The first two chapters of the publication – “Urban public space and climate change – opportunity or threat?” (Slavomíra Ferenčuhová) and “Reconstructive criticism of Habermas’s public space in the milieu of global interactions.” (Milan Kreuzzieger) – offer a basic philosophical and sociological definition of the concept of public space and its role in the urban milieu. They analyse different concepts of public and private relations and the development of the comprehension of public space in recent specialised literature. A more detailed list of the tendencies that are threatening public urban areas – whether neglecting their care or on the other hand their over-regulation, control or transformation into the superficially attractive backdrop of tourism – is provided by the chapter “A Renaissance or Crisis of Urban Public Space?” (Petr Kratochvíl), which, like most of the following text, focuses mainly on the problems of Czech and Moravian cities. The chapter “Lesná and Ďáblice: Monument protection of housing estates in terms of the public and private interest.” (Rostislav Švácha) shows how their heritage value is now threatened by insensitive reconstructions using the example of two housing estates (Lesná in Brno and Ďáblice in Prague), which for their quality exceeded the normal production under socialism. The legal aspects of the disputes over new construction are resolved by the chapters “The conflict of public and private interest in public space.” (Miroslav Kalný) and “Private owner of public space.” (Michal Novotný) using specific examples of a planned construction in Pilsen on the site of the demolished House of culture, or in the centre of Prague on a private plot, which is traditionally seen as a publicly accessible square. Both papers also discuss the problems of communication between the local government, the private investor, and the public. The chapter “Music in the streets of Prague – Disturbing the peace?” (Matěj Kratochvíl) thematises “busking” as a possible enrichment of urban life, which is, however, often perceived as disturbing and subjected to criticism of its form of regulation in Prague. The chapter “The public space of prefabricated housing estates: Collectivism, privatism and participation.” (Michal Lehečka) reflects the experiences from field research of one Prague housing estate and considers how the local inherited and newly formed social relations and structure are projected onto the possibilities and forms of participation of the population in shaping the public space of their residence. The very sensitively and sometimes controversially perceived presence of the homeless in public space is the theme of the chapter “Are Czech towns vengeful? A reflection on the nature of punitive urbanism in the CR.” (Petr Vašát), which confronts local strategies of how to deal with this phenomenon with the approaches gradually applied in some large American cities. The chapter “Gardening settlements as a private, public, or other space? On the neo-liberalization of the management of urban space.” (Petr Gibas) shows how problematic it can be to distinguish between only two contrary and narrowly understood categories of the public and the private, which inter alia would overlook the public utility of such specific urban spaces as precisely these gardening colonies are.

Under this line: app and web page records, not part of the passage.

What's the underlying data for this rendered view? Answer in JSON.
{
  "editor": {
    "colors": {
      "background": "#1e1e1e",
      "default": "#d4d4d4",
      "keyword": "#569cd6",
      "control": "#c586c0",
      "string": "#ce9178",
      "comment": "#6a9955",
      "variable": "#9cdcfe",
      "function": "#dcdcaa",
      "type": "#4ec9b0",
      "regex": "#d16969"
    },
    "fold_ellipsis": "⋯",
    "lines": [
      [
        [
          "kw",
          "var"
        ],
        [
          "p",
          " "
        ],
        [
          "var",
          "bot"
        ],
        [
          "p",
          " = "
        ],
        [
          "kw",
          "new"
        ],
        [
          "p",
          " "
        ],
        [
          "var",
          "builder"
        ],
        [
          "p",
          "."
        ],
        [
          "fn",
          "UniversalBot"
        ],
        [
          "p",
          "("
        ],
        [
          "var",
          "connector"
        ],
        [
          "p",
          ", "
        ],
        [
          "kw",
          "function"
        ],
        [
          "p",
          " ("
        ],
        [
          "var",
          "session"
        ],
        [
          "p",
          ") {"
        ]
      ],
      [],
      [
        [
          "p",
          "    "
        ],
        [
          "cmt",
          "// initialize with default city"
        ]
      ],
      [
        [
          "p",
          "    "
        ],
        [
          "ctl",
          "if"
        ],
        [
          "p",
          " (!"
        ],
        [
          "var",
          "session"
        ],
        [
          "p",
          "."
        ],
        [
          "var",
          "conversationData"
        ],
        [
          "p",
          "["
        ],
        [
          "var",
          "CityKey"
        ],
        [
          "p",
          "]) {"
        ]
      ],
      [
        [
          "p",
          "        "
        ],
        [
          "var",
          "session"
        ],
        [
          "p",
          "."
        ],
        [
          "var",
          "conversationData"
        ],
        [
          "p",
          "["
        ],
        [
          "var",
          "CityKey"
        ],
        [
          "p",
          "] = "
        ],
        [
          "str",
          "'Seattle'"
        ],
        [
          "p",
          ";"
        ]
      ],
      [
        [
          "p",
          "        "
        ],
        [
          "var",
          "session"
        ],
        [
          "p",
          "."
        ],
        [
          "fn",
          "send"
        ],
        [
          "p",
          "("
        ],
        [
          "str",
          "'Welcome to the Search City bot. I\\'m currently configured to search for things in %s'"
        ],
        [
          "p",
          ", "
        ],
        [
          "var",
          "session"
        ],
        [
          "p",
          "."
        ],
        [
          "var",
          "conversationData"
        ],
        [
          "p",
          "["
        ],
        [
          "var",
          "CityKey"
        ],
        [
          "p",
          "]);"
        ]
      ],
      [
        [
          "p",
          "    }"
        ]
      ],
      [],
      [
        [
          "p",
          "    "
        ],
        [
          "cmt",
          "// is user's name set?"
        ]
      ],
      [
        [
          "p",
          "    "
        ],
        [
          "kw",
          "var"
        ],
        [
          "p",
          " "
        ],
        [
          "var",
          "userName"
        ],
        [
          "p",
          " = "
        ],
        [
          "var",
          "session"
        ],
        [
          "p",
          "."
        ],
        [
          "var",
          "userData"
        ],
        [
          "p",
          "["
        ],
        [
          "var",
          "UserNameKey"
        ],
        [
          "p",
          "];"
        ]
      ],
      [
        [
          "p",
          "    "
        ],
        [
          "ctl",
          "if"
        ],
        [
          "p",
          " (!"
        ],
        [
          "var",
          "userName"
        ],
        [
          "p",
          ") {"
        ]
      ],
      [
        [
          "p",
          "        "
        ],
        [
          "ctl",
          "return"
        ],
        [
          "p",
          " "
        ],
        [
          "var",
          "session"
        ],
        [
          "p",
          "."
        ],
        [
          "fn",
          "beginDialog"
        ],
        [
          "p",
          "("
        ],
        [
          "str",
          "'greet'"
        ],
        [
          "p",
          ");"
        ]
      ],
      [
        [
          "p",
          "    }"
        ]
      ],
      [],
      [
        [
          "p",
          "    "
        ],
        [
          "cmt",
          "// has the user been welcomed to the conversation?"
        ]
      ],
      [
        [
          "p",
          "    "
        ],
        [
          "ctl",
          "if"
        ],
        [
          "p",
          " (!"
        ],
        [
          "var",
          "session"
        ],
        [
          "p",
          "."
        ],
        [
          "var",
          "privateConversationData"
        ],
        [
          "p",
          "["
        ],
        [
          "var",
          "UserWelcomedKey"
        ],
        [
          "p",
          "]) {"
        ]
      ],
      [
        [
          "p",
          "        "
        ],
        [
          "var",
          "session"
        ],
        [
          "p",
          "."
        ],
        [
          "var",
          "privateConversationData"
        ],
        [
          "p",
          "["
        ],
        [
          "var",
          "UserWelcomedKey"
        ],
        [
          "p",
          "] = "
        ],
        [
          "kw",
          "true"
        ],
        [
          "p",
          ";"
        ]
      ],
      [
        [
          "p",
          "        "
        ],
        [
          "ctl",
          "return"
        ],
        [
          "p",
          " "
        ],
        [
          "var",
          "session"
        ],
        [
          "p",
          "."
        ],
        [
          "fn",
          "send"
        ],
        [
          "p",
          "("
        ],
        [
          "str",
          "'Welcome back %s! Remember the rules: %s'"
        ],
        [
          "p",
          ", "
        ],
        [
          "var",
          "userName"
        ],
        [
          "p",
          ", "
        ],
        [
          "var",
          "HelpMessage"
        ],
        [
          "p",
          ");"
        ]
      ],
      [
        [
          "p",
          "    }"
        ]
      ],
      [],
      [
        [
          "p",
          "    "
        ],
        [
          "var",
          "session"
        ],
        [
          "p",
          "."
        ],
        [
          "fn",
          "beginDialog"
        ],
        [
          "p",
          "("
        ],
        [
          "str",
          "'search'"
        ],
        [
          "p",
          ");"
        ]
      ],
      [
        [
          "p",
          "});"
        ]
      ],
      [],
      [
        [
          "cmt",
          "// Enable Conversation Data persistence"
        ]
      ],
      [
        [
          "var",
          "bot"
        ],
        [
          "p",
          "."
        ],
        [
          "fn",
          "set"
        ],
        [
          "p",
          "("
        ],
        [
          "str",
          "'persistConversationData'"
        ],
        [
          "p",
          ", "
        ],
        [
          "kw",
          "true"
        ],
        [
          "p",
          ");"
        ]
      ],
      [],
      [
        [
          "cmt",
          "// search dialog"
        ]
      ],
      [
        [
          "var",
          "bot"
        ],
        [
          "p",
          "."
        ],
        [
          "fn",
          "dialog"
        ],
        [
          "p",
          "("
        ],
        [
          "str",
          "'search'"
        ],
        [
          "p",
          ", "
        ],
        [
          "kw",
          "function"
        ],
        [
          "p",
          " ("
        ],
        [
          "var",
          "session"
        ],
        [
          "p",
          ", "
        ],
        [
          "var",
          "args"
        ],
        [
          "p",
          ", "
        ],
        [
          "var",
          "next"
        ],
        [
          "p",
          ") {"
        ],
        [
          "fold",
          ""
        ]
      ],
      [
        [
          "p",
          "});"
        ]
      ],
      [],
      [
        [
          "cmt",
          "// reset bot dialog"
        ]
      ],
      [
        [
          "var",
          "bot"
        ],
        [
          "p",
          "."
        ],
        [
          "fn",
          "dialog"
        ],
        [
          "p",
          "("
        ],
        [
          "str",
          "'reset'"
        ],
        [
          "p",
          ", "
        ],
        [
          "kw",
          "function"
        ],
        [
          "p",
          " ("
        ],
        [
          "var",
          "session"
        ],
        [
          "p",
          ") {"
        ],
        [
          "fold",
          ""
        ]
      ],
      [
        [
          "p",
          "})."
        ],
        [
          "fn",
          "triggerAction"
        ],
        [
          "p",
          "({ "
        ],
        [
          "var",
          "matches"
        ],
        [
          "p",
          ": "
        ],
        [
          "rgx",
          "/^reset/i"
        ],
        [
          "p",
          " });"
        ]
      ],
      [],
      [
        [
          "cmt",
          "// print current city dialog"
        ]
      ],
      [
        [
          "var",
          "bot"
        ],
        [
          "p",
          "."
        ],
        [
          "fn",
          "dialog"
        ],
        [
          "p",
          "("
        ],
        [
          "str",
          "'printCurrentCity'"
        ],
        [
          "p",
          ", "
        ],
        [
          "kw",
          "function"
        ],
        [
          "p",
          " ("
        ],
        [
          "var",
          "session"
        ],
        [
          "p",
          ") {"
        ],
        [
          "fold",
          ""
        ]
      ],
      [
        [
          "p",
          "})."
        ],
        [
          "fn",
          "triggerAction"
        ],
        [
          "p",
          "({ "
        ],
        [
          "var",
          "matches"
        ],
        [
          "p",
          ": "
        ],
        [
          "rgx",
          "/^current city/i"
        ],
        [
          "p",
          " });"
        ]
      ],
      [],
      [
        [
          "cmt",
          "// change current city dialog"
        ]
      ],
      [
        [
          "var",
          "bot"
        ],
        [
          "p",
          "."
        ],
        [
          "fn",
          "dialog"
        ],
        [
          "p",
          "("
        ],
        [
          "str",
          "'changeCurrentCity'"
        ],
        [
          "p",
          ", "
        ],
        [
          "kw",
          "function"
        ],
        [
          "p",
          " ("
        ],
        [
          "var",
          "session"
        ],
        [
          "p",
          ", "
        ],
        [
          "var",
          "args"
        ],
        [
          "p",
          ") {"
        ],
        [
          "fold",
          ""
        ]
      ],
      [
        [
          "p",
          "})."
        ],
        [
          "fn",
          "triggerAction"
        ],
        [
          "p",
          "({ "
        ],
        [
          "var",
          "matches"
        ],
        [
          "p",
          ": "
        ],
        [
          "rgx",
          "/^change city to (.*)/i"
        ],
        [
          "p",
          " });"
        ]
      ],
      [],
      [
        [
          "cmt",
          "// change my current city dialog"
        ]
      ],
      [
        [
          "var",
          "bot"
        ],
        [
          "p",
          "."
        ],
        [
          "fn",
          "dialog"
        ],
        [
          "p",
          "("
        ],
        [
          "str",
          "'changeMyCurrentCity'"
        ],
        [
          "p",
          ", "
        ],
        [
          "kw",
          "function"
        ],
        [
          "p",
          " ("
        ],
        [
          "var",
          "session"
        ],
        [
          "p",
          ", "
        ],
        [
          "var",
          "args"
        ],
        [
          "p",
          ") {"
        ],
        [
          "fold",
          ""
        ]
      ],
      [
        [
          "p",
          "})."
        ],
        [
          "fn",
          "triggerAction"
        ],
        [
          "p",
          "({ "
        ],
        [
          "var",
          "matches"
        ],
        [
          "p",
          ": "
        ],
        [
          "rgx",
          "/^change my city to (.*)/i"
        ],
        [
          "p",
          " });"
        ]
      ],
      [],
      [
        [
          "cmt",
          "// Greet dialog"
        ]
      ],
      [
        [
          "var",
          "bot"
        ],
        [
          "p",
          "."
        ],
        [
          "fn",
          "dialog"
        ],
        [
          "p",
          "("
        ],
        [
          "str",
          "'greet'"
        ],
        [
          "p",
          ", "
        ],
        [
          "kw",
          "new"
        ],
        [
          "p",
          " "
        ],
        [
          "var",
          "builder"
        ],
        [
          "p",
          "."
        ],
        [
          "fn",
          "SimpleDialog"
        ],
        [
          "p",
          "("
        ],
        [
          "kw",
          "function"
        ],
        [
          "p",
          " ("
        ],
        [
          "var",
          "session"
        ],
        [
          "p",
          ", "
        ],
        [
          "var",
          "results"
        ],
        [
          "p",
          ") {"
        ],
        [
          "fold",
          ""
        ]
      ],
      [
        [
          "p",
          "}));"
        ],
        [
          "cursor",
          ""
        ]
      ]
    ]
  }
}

The form of urban public spaces and the rules governing their formation and use should be the subject of lively public discussion. This book also wants to contribute to that.

The publication is the output of the project, Public and Private as a Topic of Multidisciplinary Research within the framework of the Czech Academy of Sciences’ program “Strategie AV 21.”